Defunct BitTorrent index TorrentSpy has been ordered to pay more than $110 million in damages for copyright infringement. From News.com:
The judge ordered TorrentSpy to pay $30,000 per copyright infringement — for 3,699 films and shows. That works out to be worth $110,970,000.
TorrentSpy shut down its site in March. Ira Rothken, TorrentSpy’s attorney in the copyright suit, tells News.com the company declared bankruptcy last week, a fact he says will be lost amidst the judgment’s large dollar figure:
“What is really going on here is a Hollywood public-relations stunt,” Rothken said. “The reason for the size of the judgment was so a bunch of news organizations would write that ‘a $100 million judgment was issued against a bunch of pirates’ when, in fact, it was declared against a company with no appreciable assets that has already declared bankruptcy.”
TorrentSpy plans to appeal the decision.
The judge overseeing the case ruled against TorrentSpy in December after allegations of evidence destruction surfaced. From a Dec. 2007 report:
TorrentSpy operators intentionally modified or deleted directory headings naming copyrighted titles and forum posts that explained how to find specific copyrighted works; concealed IP addresses of users; and withheld the names and addresses of forum moderators, the court found. They had earlier been fined $30,000 for violations of discovery orders and were warned of severe sanctions if they continued to ignore the orders.
These actions may have obscured the underlying legal issues in the TorrentSpy case, specifically TorrentSpy’s assertion that it was a search index, not a file host. The Electronic Frontier Foundation (EFF) analyzed this angle in 2006:
… that’s the important question raised by the TorrentSpy lawsuit: what’s the difference between a “good” index and a “bad” index, and is that a distinction that copyright law can effectively make?

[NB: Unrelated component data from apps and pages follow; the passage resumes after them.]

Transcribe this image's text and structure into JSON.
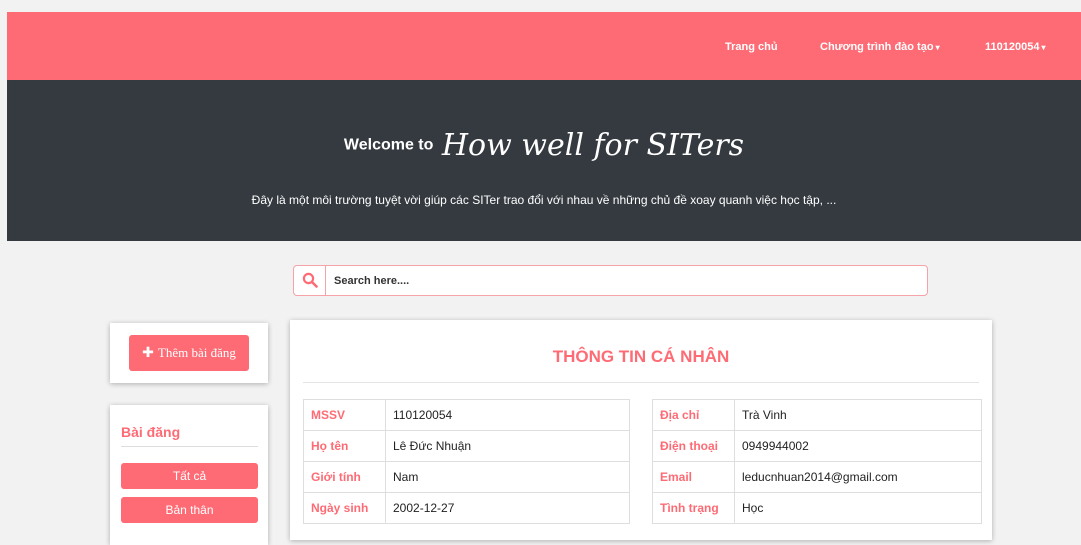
{
  "nav": {
    "home": "Trang chủ",
    "program": "Chương trình đào tạo",
    "user": "110120054"
  },
  "hero": {
    "welcome": "Welcome to",
    "brand": "How well for SITers",
    "description": "Đây là một môi trường tuyệt vời giúp các SITer trao đổi với nhau về những chủ đề xoay quanh việc học tập, ..."
  },
  "search": {
    "placeholder": "Search here...."
  },
  "sidebar": {
    "add_post": "Thêm bài đăng",
    "posts_title": "Bài đăng",
    "all": "Tất cả",
    "mine": "Bản thân"
  },
  "profile": {
    "title": "THÔNG TIN CÁ NHÂN",
    "left": [
      {
        "label": "MSSV",
        "value": "110120054"
      },
      {
        "label": "Họ tên",
        "value": "Lê Đức Nhuận"
      },
      {
        "label": "Giới tính",
        "value": "Nam"
      },
      {
        "label": "Ngày sinh",
        "value": "2002-12-27"
      }
    ],
    "right": [
      {
        "label": "Địa chỉ",
        "value": "Trà Vinh"
      },
      {
        "label": "Điện thoại",
        "value": "0949944002"
      },
      {
        "label": "Email",
        "value": "leducnhuan2014@gmail.com"
      },
      {
        "label": "Tình trạng",
        "value": "Học"
      }
    ]
  },
  "colors": {
    "accent": "#fe6b75",
    "hero_bg": "#343a40",
    "page_bg": "#f2f2f2"
  }
}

In 1998, when Congress passed the DMCA’s “safe harbor” provisions, it seemed to be saying that indexes should be shielded from copyright claims, so long as they implemented a “notice-and-takedown” procedure. The TorrentSpy suit (as well as the MP3Board.com lawsuit) suggests that the entertainment industry wants to renegotiate that bargain in court. The result could have important implications not just for torrent indexes, but for all online index and search services.